My personal starting point to explain Manchester would be in Fez 1981. Often known for witchcraft and sorcery, the Moroccan resort was the venue of an Arab summit — two summits in fact, one failed and the other had to be revived.
When Salman Abedi blew himself up at the concert hall the president of the United States had just won billions of dollars of arms contract in Riyadh, which he followed up by a round of frolicking and sword dance with the Saudi royalty. Moments later, he was meeting his friend Benjamin Netanyahu in Israel when the Manchester terrorists struck.
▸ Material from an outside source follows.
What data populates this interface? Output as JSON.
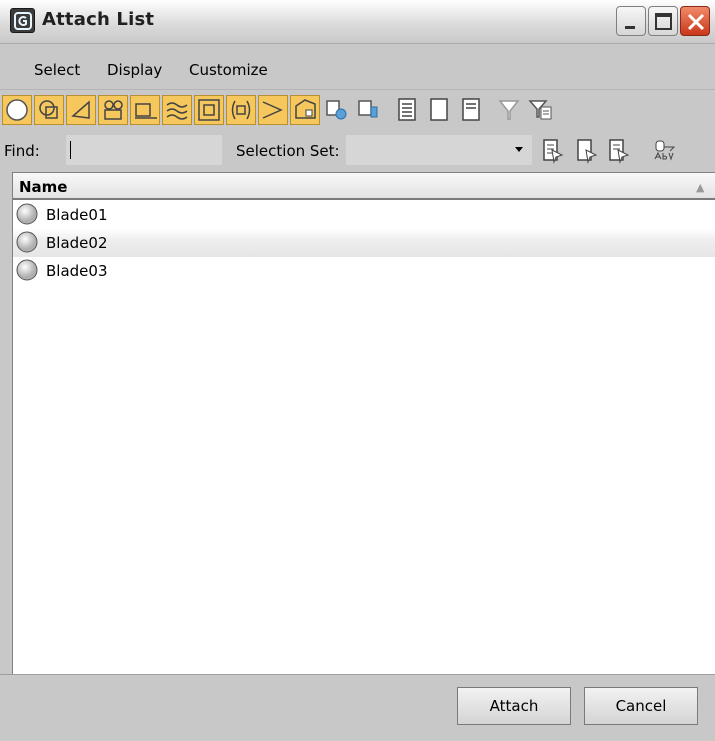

He called the attackers “losers” without saying who the winners were, if any.
Israel and Saudi Arabia were the topic at the Fez summit, but Saddam Hussein, Qadhafi and Hafez al-Assad boycotted it. Representing them instead were their deputies, Tariq Aziz, Abdusselam Jalloud, who later defected against his Libyan boss, and Abdul Halim Khaddam, Assad’s vice president.
The Saudi proposal was carried by crown prince Fahd. He sought a hurried Arab recognition of Israel’s right to exist in return for a Palestinian state. Because of the Cold War or out of stubbornness by the big three, Fahd’s plan was thrown into the dustbin. The Shia-Sunni, Iran-Saudi narrative promoted by Riyadh was an afterthought. Remember that Riyadh’s first quarries, in collusion with Britain, were the Sunni PLO, the Sunni-ruled Iraq and the Sunni-ruled Libya.
An alternative way to understand the pain and suffering set off by mindless killers could require us to accept the witches’ mumbo jumbo: “Double, double toil and trouble;/ Fire burn and caldron bubble./ Cool it with a baboon’s blood, / Then the charm is firm and good.”
Taking the witches’ war dance in Macbeth seriously, as some of us can be lulled into doing, would require us to be looking for a baboon, a fall guy, but where? In Iran? China? Or perhaps in Moscow?
The writer is Dawn’s correspondent in Delhi.